Intro To The Contenders
Just a few meanderings, observations and prejudices regarding the actual Nascar world about which I know little. But I watch and I can pretend like all the rest. And I can put my little right here. For instance, I just sort of stumbled on a driver rating system that I kind of like. It uses no esoteric, hidden stats accessible only to the elite and the "pay-fors". You've heard of Bill James? He made tons of baseball stats and material available to the everyman in the form of a "Baseball Abstract". The first copy I bought was mimeographed and mailed by the man himself. It was only a matter of time before a big publisher signed him and bound editions found their way to the bookstores where I waited every year.
Of course, what followed were the wannabees and the statistical purists and the theorists and the capitalists who wanted to make sure that you paid more for all the newfound wisdom. But the imitators failed to realize that James brought more to the table than numbers. He brought soul and a sense of humor to logic. He had a wonderful style of writing that transcended logistics. See, he made money but his was a labor of love... the ones that followed were looking to make a buck by privatizing information that volunteers had been helping James put together for years. Most of them took themselves way too seriously.
At amy rate, I have seen links to driver ratings lately that ask for money before they'll let you view them and thus be "in the know". To tell the truth I find the whole driver rating system kind of farcical. Average mph during race, stuff like that. Ridiculous. You know what their stat system is going to tell you? Basically what the Driver Points standings tell you. I have something that is probably just as accurate. You know what the price is? Nada, zippo, zilch. Because for one thing I don't really believe any of it. Too many variables. There's no way to create a basic model, a control-set for this experiment. Maybe set up all the drivers on emulators?
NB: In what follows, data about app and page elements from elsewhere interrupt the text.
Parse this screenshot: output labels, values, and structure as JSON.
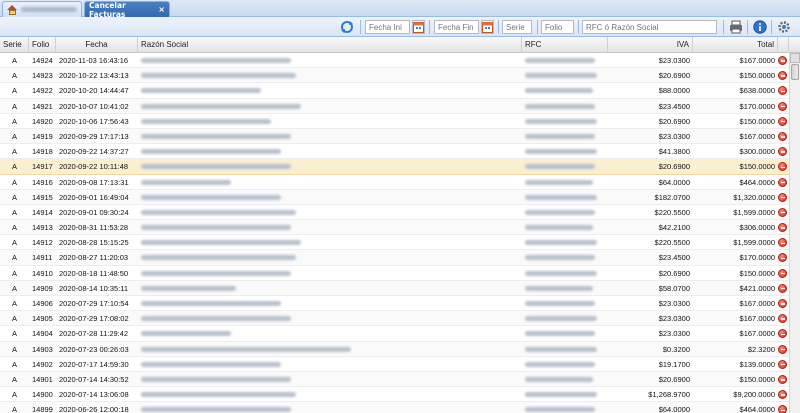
{
  "tabs": {
    "home_blurred": true,
    "active_label": "Cancelar Facturas",
    "close_symbol": "×"
  },
  "toolbar": {
    "fecha_ini_placeholder": "Fecha Ini",
    "fecha_fin_placeholder": "Fecha Fin",
    "serie_placeholder": "Serie",
    "folio_placeholder": "Folio",
    "search_placeholder": "RFC ó Razón Social"
  },
  "columns": [
    "Serie",
    "Folio",
    "Fecha",
    "Razón Social",
    "RFC",
    "IVA",
    "Total"
  ],
  "rows": [
    {
      "serie": "A",
      "folio": "14924",
      "fecha": "2020-11-03 16:43:16",
      "iva": "$23.0300",
      "total": "$167.0000"
    },
    {
      "serie": "A",
      "folio": "14923",
      "fecha": "2020-10-22 13:43:13",
      "iva": "$20.6900",
      "total": "$150.0000"
    },
    {
      "serie": "A",
      "folio": "14922",
      "fecha": "2020-10-20 14:44:47",
      "iva": "$88.0000",
      "total": "$638.0000"
    },
    {
      "serie": "A",
      "folio": "14921",
      "fecha": "2020-10-07 10:41:02",
      "iva": "$23.4500",
      "total": "$170.0000"
    },
    {
      "serie": "A",
      "folio": "14920",
      "fecha": "2020-10-06 17:56:43",
      "iva": "$20.6900",
      "total": "$150.0000"
    },
    {
      "serie": "A",
      "folio": "14919",
      "fecha": "2020-09-29 17:17:13",
      "iva": "$23.0300",
      "total": "$167.0000"
    },
    {
      "serie": "A",
      "folio": "14918",
      "fecha": "2020-09-22 14:37:27",
      "iva": "$41.3800",
      "total": "$300.0000"
    },
    {
      "serie": "A",
      "folio": "14917",
      "fecha": "2020-09-22 10:11:48",
      "iva": "$20.6900",
      "total": "$150.0000",
      "selected": true
    },
    {
      "serie": "A",
      "folio": "14916",
      "fecha": "2020-09-08 17:13:31",
      "iva": "$64.0000",
      "total": "$464.0000"
    },
    {
      "serie": "A",
      "folio": "14915",
      "fecha": "2020-09-01 16:49:04",
      "iva": "$182.0700",
      "total": "$1,320.0000"
    },
    {
      "serie": "A",
      "folio": "14914",
      "fecha": "2020-09-01 09:30:24",
      "iva": "$220.5500",
      "total": "$1,599.0000"
    },
    {
      "serie": "A",
      "folio": "14913",
      "fecha": "2020-08-31 11:53:28",
      "iva": "$42.2100",
      "total": "$306.0000"
    },
    {
      "serie": "A",
      "folio": "14912",
      "fecha": "2020-08-28 15:15:25",
      "iva": "$220.5500",
      "total": "$1,599.0000"
    },
    {
      "serie": "A",
      "folio": "14911",
      "fecha": "2020-08-27 11:20:03",
      "iva": "$23.4500",
      "total": "$170.0000"
    },
    {
      "serie": "A",
      "folio": "14910",
      "fecha": "2020-08-18 11:48:50",
      "iva": "$20.6900",
      "total": "$150.0000"
    },
    {
      "serie": "A",
      "folio": "14909",
      "fecha": "2020-08-14 10:35:11",
      "iva": "$58.0700",
      "total": "$421.0000"
    },
    {
      "serie": "A",
      "folio": "14906",
      "fecha": "2020-07-29 17:10:54",
      "iva": "$23.0300",
      "total": "$167.0000"
    },
    {
      "serie": "A",
      "folio": "14905",
      "fecha": "2020-07-29 17:08:02",
      "iva": "$23.0300",
      "total": "$167.0000"
    },
    {
      "serie": "A",
      "folio": "14904",
      "fecha": "2020-07-28 11:29:42",
      "iva": "$23.0300",
      "total": "$167.0000"
    },
    {
      "serie": "A",
      "folio": "14903",
      "fecha": "2020-07-23 00:26:03",
      "iva": "$0.3200",
      "total": "$2.3200"
    },
    {
      "serie": "A",
      "folio": "14902",
      "fecha": "2020-07-17 14:59:30",
      "iva": "$19.1700",
      "total": "$139.0000"
    },
    {
      "serie": "A",
      "folio": "14901",
      "fecha": "2020-07-14 14:30:52",
      "iva": "$20.6900",
      "total": "$150.0000"
    },
    {
      "serie": "A",
      "folio": "14900",
      "fecha": "2020-07-14 13:06:08",
      "iva": "$1,268.9700",
      "total": "$9,200.0000"
    },
    {
      "serie": "A",
      "folio": "14899",
      "fecha": "2020-06-26 12:00:18",
      "iva": "$64.0000",
      "total": "$464.0000"
    }
  ]
}
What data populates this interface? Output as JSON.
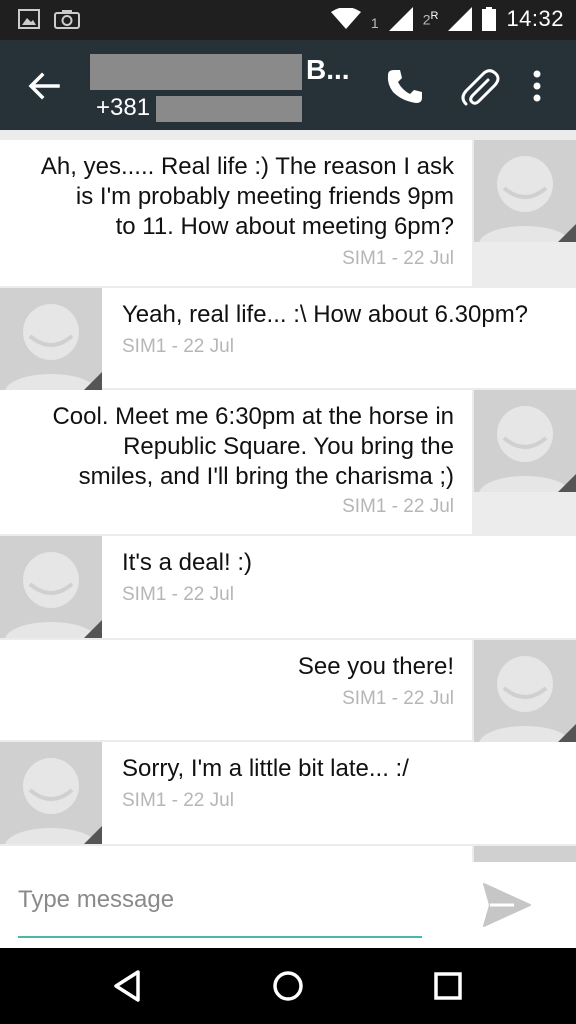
{
  "status_bar": {
    "sim1_indicator": "1",
    "sim2_indicator": "2",
    "roaming": "R",
    "time": "14:32",
    "icons": [
      "image-icon",
      "camera-icon",
      "wifi-icon",
      "signal-icon",
      "signal-roaming-icon",
      "battery-icon"
    ]
  },
  "toolbar": {
    "contact_name_suffix": "B...",
    "phone_prefix": "+381",
    "icons": [
      "back-arrow-icon",
      "phone-icon",
      "paperclip-icon",
      "more-vert-icon"
    ]
  },
  "messages": [
    {
      "direction": "out",
      "lines": [
        "Ah, yes..... Real life :) The reason I ask",
        "is I'm probably meeting friends 9pm",
        "to 11. How about meeting 6pm?"
      ],
      "meta": "SIM1 - 22 Jul"
    },
    {
      "direction": "in",
      "lines": [
        "Yeah, real life... :\\ How about 6.30pm?"
      ],
      "meta": "SIM1 - 22 Jul"
    },
    {
      "direction": "out",
      "lines": [
        "Cool. Meet me 6:30pm at the horse in",
        "Republic Square. You bring the",
        "smiles, and I'll bring the charisma ;)"
      ],
      "meta": "SIM1 - 22 Jul"
    },
    {
      "direction": "in",
      "lines": [
        "It's a deal! :)"
      ],
      "meta": "SIM1 - 22 Jul"
    },
    {
      "direction": "out",
      "lines": [
        "See you there!"
      ],
      "meta": "SIM1 - 22 Jul"
    },
    {
      "direction": "in",
      "lines": [
        "Sorry, I'm a little bit late... :/"
      ],
      "meta": "SIM1 - 22 Jul"
    }
  ],
  "composer": {
    "placeholder": "Type message",
    "value": ""
  },
  "colors": {
    "status_bar": "#1f1f1f",
    "toolbar": "#263238",
    "accent": "#4db6ac",
    "background": "#ececec"
  }
}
Rotate drivers and crews and cars? Give everyone the same car such as the IROC races? They still can't all use the same crew. How about you make all the teams take timed 30-second pitstops? Give everyone the same number of cars and the same amount of money? You really think so?
What I did was take and award points for all races and used these to tabulate a race score. Just like per-race points right? Well, yes and no. I won't go into a deep discussion here but to summarize: I awarded points for start and finish position for the purpose of awarding some points for qualifying well. In some races it can really mean a lot to start near the top. And a good qualifying position shows general preparedness by team and driver. I also created a "difference" number, the difference between start and finish. This awards points for starting badly and being able to climb up through the field; adversely, starting well and falling back subtracts points. You have to keep up with the track and the driver must be able to communicate what he needs to his crew. Not to mention keeping the advertising in the sun and the wheels on the pavement.
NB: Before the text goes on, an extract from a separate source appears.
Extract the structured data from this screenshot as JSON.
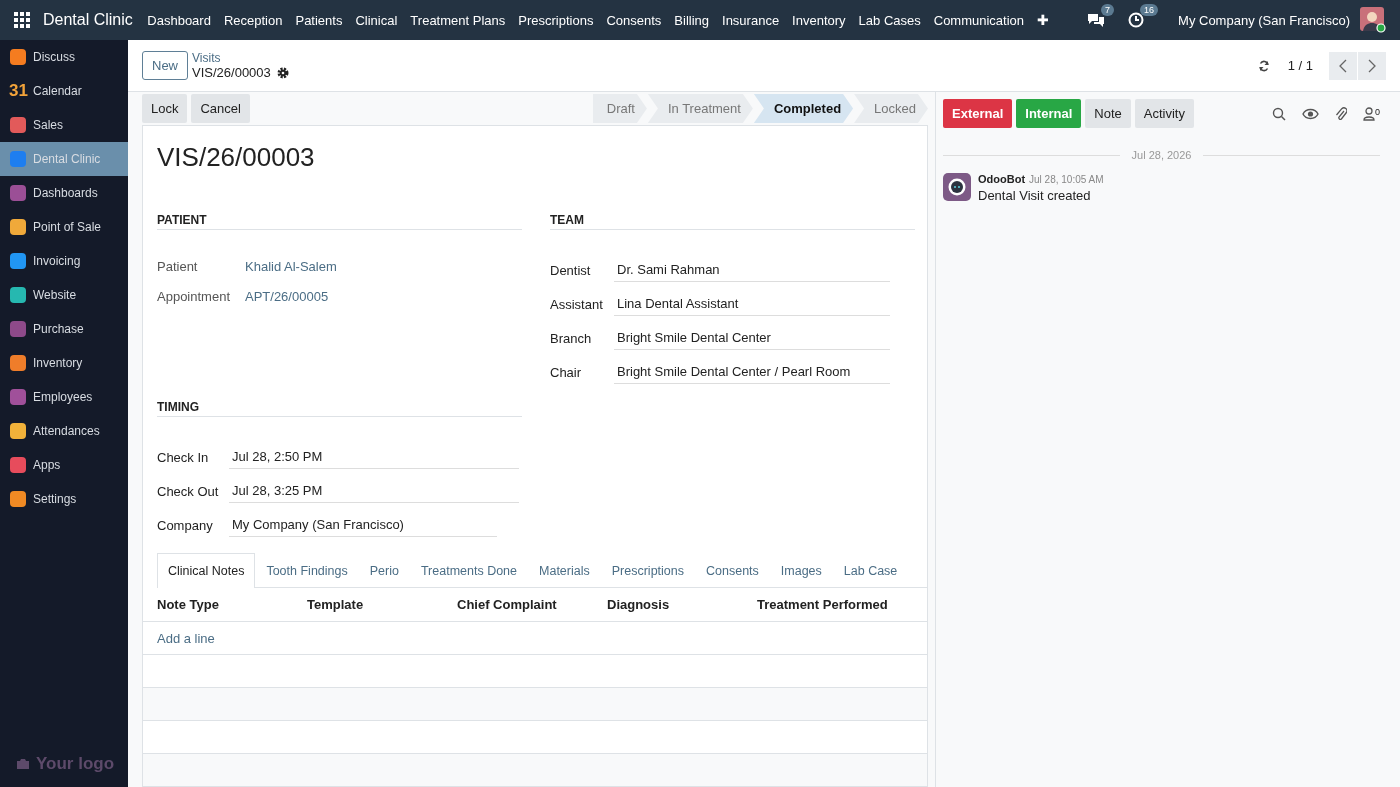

Here's something else I did: I gave 5 points each for a lead lap finish and for running at the finish. I guess one might call those points for competitiveness and endurance. And finally the kicker: I gave big points for percentage of laps led. Several races have just been dominated by a driver but bad luck prevented him from closing the deal. Pit decisions, fuel issues, being wrecked from behind after a restart, an engine gone south. It doesn't matter with my system--if you dominate a race you are rewarded.
That's the long and short of it. There is one thing to keep in mind when you see the race scores: it's not based on 100 (although 100 is an excellent score). If you were to grade race scores on a bell curve anything above 75 is a very good score. 75 is not an "gimme". In fact, the average score for a race is 46.7. The standard deviation is huge (28.4) which means that a typical race score may range from around 18 to roughly 75. That equates, as a rule, to a finish between 9th and 35th. Which gives you an idea of how much luck and 'randomness' are involved. Contenders in this years chase average from 63.94 to 77.38 for all of the races. By the way, using my scoring system Kasey Kahne would be out and Tony Stewart in. Sorry, that's just the way it is. See the section on Kasey in the Contenders article to see why five wins doesn't mean you automatically deserve a place in the top ten.
One thing that science and the corporation can't overcome is randomness. Randomness and humaness. Sometimes the best indicators are subjective relics--such as our eyes. But since we need logic so badly we use stats. Every now and then a stat hints at a truth. But don't take it too seriously--a stat should be a toy and not a tool. Wrenches are mechanics' tools. Grab a wrench. Wheels are driver tools. Grab a wheel. Stats are fools' tools. Grab a reality. And when you've stabilized visit the Contenders & Pretenders link on the sidebar to your left. More information than you ever wanted is now available.